Americans may live longer than people in other countries, but despite some of the amazing medical advances we have made over the last few decades, we are still behind the times with our healthcare system. From 1990 to 2010 the life expectancy in the US went up from 73.5 to 78.2 years. The problem is that so many people are afflicted with depression, anxiety, substance abuse, and conditions that cause back, muscle, and joint pain, we aren’t enjoying those extra years.
The country has put a lot of money into the healthcare system and yet only a few gains have really been made as compared to some of the other wealthy countries around the world. A study conducted by the Institute for Health Metrics and Evaluation estimated death and disabilities from 291 different diseases, injuries, and conditions and also 67 different risk factors. First lady Michelle Obama wants to present the findings of the study to mayors of US cities at an invitation-only White House event.

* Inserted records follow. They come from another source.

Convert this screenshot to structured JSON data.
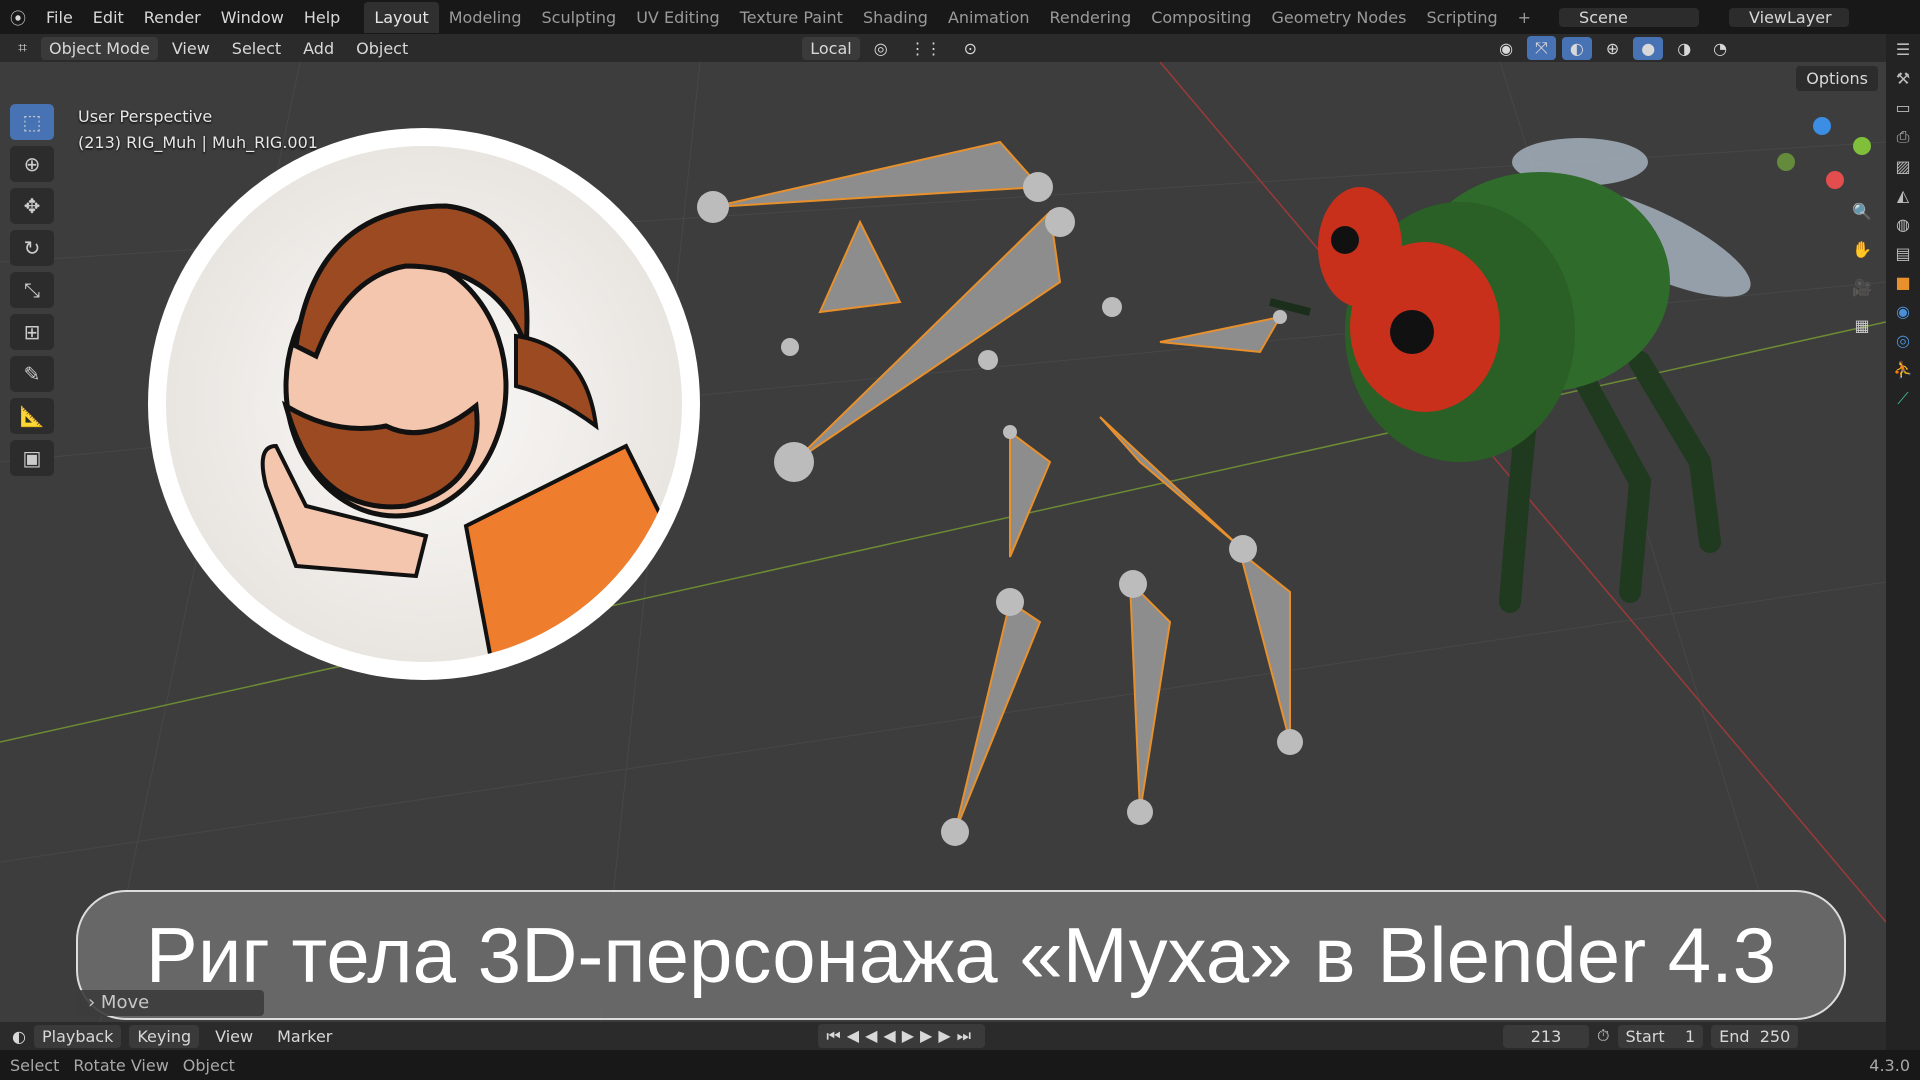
{
  "menu": [
    "File",
    "Edit",
    "Render",
    "Window",
    "Help"
  ],
  "workspaces": [
    "Layout",
    "Modeling",
    "Sculpting",
    "UV Editing",
    "Texture Paint",
    "Shading",
    "Animation",
    "Rendering",
    "Compositing",
    "Geometry Nodes",
    "Scripting",
    "+"
  ],
  "scene": "Scene",
  "view_layer": "ViewLayer",
  "header": {
    "mode": "Object Mode",
    "items": [
      "View",
      "Select",
      "Add",
      "Object"
    ],
    "transform": "Local",
    "options": "Options"
  },
  "viewport": {
    "perspective": "User Perspective",
    "object": "(213) RIG_Muh | Muh_RIG.001",
    "last_op": "Move"
  },
  "banner": "Риг тела 3D-персонажа «Муха» в Blender 4.3",
  "timeline": {
    "items": [
      "Playback",
      "Keying",
      "View",
      "Marker"
    ],
    "frame": "213",
    "start_label": "Start",
    "start": "1",
    "end_label": "End",
    "end": "250"
  },
  "status": {
    "items": [
      "Select",
      "Rotate View",
      "Object"
    ],
    "version": "4.3.0"
  },
  "colors": {
    "accent": "#4772b3",
    "bone_outline": "#e8902c",
    "fly_body": "#2f6b2a",
    "fly_eye": "#c8301c"
  }
}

The latest study compared 20 years of health data from various publish stories, surveys, and death certificates from the US and 34 other wealthy countries in Europe, Asia, and North America. The US fell behind in every major category in its rankings. The leading causes of death are still heart disease, cancer, and stroke, with suicide and auto accidents coming up behind. The top risk factors for such poor health included poor diet, smoking, high blood pressure and obesity.
After conducting these studies they also studied different states within the US. They have found that Americans are starting to become more active. Counties in Georgia, Florida, and Kentucky all reported that they have seen a huge increase in the number of residents that get at least the recommended amount of physical activity. Understanding and being educated on local fitness trends is a big part to becoming more active.